It is estimated that New York generates over 14 million tons of garbage in a year. That’s more than any known city in the world. All this garbage needs to be collected and disposed of in the safest way.
However, New York has very narrow streets which are often affected by long traffic jams. That makes garbage collection a nightmare for the city authorities. But even if they manage to collect the trash, where do they dispose of it? After all, land for disposal is running short in this city and the surrounding areas.
How does the city deal with these challenges? The city has had to come up with a system that encompasses two city agencies. Apart from that, the trash is transported using trucks, barges, and trains. The total number of city-owned hauling trucks stands at more than 1,700. In addition, there are over 248 waste hauling companies operated by private individuals. The city operates a number of makeshift as well as permanent waste management facilities some of which are halfway around the world.
What Is the History of NYC’s Waste Management?
By 1657, when New York was still known as New Amsterdam, the city was already grappling with rubbish, ashes, filth, and dead animals dumped in the streets. Two centuries later, the city appeared to have been overrun with horse manure, a clear health hazard for the residents.

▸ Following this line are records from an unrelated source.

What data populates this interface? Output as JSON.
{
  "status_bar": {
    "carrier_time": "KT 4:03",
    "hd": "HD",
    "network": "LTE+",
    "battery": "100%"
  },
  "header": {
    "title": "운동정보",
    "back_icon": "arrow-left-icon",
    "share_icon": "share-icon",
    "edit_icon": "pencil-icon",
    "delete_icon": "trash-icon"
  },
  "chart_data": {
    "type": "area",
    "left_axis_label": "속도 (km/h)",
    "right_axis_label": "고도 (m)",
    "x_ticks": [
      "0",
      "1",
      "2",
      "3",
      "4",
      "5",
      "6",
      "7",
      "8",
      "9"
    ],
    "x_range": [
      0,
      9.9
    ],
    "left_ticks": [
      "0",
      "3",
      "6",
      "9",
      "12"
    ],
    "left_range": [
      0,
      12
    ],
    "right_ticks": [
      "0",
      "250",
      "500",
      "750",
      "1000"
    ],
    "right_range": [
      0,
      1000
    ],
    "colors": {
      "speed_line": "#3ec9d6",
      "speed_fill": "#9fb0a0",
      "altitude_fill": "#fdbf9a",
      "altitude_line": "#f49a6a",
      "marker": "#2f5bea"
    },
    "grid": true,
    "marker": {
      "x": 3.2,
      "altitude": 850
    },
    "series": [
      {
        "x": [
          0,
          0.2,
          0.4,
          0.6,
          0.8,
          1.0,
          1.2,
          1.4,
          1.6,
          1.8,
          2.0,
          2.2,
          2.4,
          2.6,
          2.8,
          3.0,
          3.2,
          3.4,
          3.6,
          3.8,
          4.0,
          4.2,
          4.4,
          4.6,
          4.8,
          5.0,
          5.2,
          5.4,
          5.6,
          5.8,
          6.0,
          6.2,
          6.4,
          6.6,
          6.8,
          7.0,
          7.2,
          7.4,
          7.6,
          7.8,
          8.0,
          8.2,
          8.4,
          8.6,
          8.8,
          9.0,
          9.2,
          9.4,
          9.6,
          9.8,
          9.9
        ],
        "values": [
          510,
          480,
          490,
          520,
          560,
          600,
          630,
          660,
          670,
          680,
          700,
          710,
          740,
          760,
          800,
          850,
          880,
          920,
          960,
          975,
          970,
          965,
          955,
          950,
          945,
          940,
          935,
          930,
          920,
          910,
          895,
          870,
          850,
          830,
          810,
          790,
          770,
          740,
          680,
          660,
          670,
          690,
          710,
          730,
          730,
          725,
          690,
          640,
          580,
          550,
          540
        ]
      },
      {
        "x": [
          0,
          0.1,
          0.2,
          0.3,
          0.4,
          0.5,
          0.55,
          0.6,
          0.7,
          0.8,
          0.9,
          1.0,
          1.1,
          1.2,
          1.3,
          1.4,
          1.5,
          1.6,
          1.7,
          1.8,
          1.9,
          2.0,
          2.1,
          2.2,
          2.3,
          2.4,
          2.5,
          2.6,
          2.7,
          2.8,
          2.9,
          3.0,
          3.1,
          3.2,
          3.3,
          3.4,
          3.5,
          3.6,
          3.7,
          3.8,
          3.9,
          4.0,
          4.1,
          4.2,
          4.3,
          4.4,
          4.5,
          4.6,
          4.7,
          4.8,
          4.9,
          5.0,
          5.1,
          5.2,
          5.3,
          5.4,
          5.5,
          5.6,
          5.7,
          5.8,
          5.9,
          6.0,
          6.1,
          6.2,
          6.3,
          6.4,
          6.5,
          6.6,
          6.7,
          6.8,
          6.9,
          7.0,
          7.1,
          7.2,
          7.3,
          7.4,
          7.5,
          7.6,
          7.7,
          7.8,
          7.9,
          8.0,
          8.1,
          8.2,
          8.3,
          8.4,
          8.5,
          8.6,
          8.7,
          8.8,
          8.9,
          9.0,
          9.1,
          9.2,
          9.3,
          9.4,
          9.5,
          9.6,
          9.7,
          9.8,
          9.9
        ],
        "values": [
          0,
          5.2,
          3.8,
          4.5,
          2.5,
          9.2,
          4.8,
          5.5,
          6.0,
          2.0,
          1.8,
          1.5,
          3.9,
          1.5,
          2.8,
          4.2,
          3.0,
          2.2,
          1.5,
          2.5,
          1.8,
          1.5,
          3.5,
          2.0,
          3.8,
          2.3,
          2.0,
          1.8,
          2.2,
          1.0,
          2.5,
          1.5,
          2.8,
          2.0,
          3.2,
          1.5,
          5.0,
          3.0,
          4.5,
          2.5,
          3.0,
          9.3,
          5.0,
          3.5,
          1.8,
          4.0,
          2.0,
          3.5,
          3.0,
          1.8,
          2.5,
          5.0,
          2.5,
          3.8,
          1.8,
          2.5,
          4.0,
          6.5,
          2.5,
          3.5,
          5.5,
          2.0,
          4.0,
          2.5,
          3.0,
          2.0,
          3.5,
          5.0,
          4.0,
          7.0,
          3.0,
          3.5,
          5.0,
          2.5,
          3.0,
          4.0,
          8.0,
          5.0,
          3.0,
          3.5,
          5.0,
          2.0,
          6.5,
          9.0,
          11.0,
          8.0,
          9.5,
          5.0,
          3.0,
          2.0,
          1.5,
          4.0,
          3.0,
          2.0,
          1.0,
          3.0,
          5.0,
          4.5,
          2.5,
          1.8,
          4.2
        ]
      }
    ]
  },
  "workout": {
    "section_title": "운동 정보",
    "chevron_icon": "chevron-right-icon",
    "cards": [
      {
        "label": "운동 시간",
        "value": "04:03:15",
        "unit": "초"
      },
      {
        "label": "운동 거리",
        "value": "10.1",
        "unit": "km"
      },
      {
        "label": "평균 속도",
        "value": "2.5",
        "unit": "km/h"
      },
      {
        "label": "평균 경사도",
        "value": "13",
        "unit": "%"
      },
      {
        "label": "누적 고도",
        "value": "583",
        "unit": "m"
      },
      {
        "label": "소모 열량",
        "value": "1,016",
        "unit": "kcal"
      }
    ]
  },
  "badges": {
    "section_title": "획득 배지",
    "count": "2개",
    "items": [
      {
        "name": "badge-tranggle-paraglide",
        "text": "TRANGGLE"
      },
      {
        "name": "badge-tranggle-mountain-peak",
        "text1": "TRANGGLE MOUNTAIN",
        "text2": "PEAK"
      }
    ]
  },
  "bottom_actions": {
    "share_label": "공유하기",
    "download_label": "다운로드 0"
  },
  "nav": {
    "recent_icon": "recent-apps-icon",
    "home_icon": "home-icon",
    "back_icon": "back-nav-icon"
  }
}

In fact, from the time of its establishment to the mid-1900s New Yorkers disposed of most of their trash into the ocean. That was the time when up to 80 percent of the city’s ended up in the sea.
How would they deal with this unrelenting menace? In a master-stroke waste management initiative, NYC used some of the rubble, ash, and other debris to create artificial land around the city. That’s how it was able to increase its size. Mention any of its priciest neighborhoods and you will discover it is built on garbage, literally.

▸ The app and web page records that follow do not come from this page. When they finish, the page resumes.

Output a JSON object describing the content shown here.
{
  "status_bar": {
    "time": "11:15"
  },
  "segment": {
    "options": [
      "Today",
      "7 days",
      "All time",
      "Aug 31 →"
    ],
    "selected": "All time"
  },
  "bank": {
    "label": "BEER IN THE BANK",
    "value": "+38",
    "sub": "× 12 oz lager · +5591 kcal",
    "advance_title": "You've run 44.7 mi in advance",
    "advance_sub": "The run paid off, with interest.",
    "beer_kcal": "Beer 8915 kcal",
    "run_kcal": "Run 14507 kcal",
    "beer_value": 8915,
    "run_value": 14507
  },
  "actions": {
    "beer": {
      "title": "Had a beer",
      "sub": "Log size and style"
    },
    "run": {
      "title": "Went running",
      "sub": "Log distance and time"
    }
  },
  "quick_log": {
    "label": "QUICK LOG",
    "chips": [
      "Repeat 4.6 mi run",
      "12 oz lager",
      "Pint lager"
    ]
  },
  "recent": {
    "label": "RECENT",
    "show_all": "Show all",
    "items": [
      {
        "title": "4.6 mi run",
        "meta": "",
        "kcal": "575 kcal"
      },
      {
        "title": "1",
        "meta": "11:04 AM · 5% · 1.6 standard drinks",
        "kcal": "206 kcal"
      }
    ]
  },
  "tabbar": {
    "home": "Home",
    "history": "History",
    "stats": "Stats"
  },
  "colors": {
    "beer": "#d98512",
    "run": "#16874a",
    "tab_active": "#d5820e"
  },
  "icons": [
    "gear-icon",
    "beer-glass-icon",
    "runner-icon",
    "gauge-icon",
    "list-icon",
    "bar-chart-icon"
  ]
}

The trash generated in New York City is managed through the public or private systems. The public system deals with waste from government buildings, residences, and non-profit organizations. Private waste management firms handle the waste generated by commercial businesses, mostly debris and rubble from construction sites.
Where Does The Garbage From New York End Up?

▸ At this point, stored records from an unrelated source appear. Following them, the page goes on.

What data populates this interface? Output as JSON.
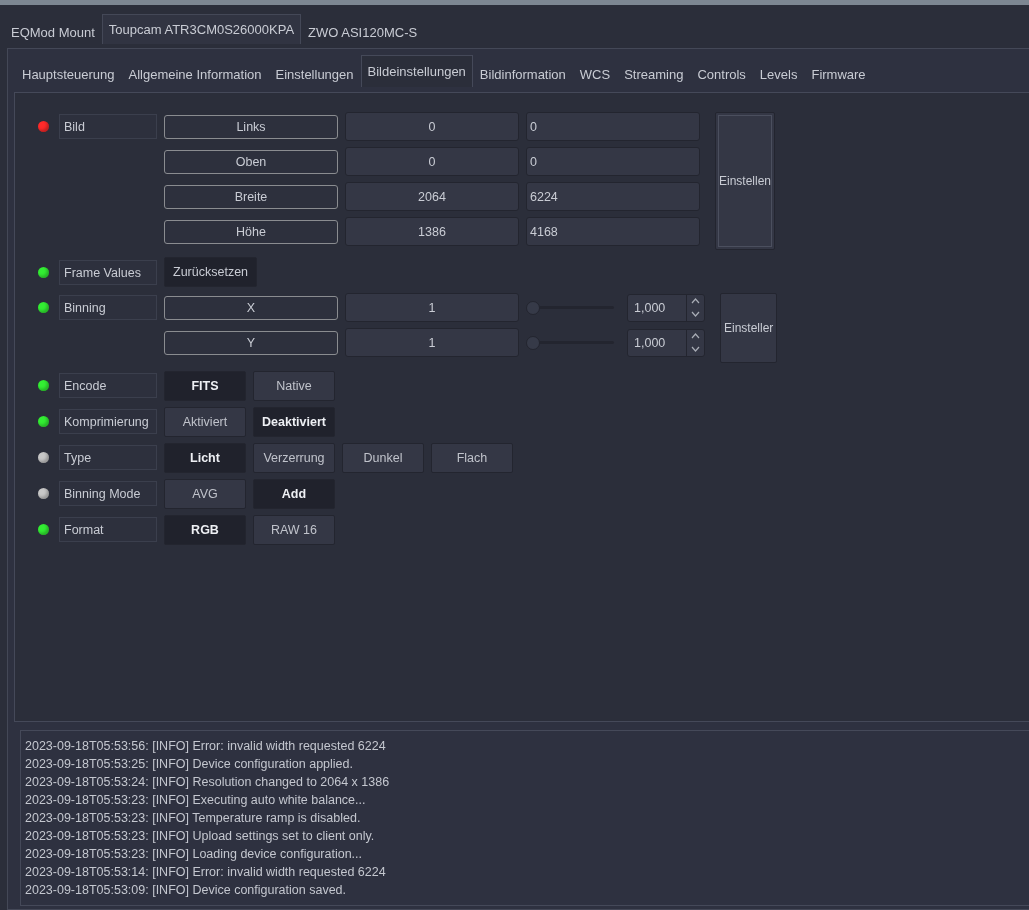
{
  "device_tabs": [
    {
      "label": "EQMod Mount",
      "selected": false
    },
    {
      "label": "Toupcam ATR3CM0S26000KPA",
      "selected": true
    },
    {
      "label": "ZWO ASI120MC-S",
      "selected": false
    }
  ],
  "tabs": [
    {
      "label": "Hauptsteuerung",
      "selected": false
    },
    {
      "label": "Allgemeine Information",
      "selected": false
    },
    {
      "label": "Einstellungen",
      "selected": false
    },
    {
      "label": "Bildeinstellungen",
      "selected": true
    },
    {
      "label": "Bildinformation",
      "selected": false
    },
    {
      "label": "WCS",
      "selected": false
    },
    {
      "label": "Streaming",
      "selected": false
    },
    {
      "label": "Controls",
      "selected": false
    },
    {
      "label": "Levels",
      "selected": false
    },
    {
      "label": "Firmware",
      "selected": false
    }
  ],
  "properties": [
    {
      "kind": "numbers",
      "label": "Bild",
      "color": "#ff2a2a",
      "set_button": "Einstellen",
      "rows": [
        {
          "name": "Links",
          "value": "0",
          "target": "0"
        },
        {
          "name": "Oben",
          "value": "0",
          "target": "0"
        },
        {
          "name": "Breite",
          "value": "2064",
          "target": "6224"
        },
        {
          "name": "Höhe",
          "value": "1386",
          "target": "4168"
        }
      ]
    },
    {
      "kind": "action",
      "label": "Frame Values",
      "color": "#33ee33",
      "button": "Zurücksetzen"
    },
    {
      "kind": "sliders",
      "label": "Binning",
      "color": "#33ee33",
      "set_button": "Einsteller",
      "rows": [
        {
          "name": "X",
          "value": "1",
          "level": 0,
          "spin": "1,000"
        },
        {
          "name": "Y",
          "value": "1",
          "level": 0,
          "spin": "1,000"
        }
      ]
    },
    {
      "kind": "switches",
      "label": "Encode",
      "color": "#33ee33",
      "options": [
        {
          "label": "FITS",
          "selected": true
        },
        {
          "label": "Native",
          "selected": false
        }
      ]
    },
    {
      "kind": "switches",
      "label": "Komprimierung",
      "color": "#33ee33",
      "options": [
        {
          "label": "Aktiviert",
          "selected": false
        },
        {
          "label": "Deaktiviert",
          "selected": true
        }
      ]
    },
    {
      "kind": "switches",
      "label": "Type",
      "color": "#c8c8c8",
      "options": [
        {
          "label": "Licht",
          "selected": true
        },
        {
          "label": "Verzerrung",
          "selected": false
        },
        {
          "label": "Dunkel",
          "selected": false
        },
        {
          "label": "Flach",
          "selected": false
        }
      ]
    },
    {
      "kind": "switches",
      "label": "Binning Mode",
      "color": "#c8c8c8",
      "options": [
        {
          "label": "AVG",
          "selected": false
        },
        {
          "label": "Add",
          "selected": true
        }
      ]
    },
    {
      "kind": "switches",
      "label": "Format",
      "color": "#33ee33",
      "options": [
        {
          "label": "RGB",
          "selected": true
        },
        {
          "label": "RAW 16",
          "selected": false
        }
      ]
    }
  ],
  "log": [
    "2023-09-18T05:53:56: [INFO] Error: invalid width requested 6224",
    "2023-09-18T05:53:25: [INFO] Device configuration applied.",
    "2023-09-18T05:53:24: [INFO] Resolution changed to 2064 x 1386",
    "2023-09-18T05:53:23: [INFO] Executing auto white balance...",
    "2023-09-18T05:53:23: [INFO] Temperature ramp is disabled.",
    "2023-09-18T05:53:23: [INFO] Upload settings set to client only.",
    "2023-09-18T05:53:23: [INFO] Loading device configuration...",
    "2023-09-18T05:53:14: [INFO] Error: invalid width requested 6224",
    "2023-09-18T05:53:09: [INFO] Device configuration saved."
  ]
}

The trash is first separated into three groups: mixed solid waste, metal/glass/plastic or paper. Each type of waste will be collected separately and made to follow a different path to the final destination.
After the garbage is collected, it is deposited at various transfer stations around the city. The garbage is then loaded on a train or barge and transported for 600 miles to the final destination which is mostly a landfill for a large percentage of it. About 20 percent of the waste is taken to an energy production plant where it is incinerated and used to produce electricity. Glass, metal, and plastic waste is sent to recycling plants in New York or exported to China or India.
That should be the longest journey for a piece of trash anywhere. Top Things to Do in New York City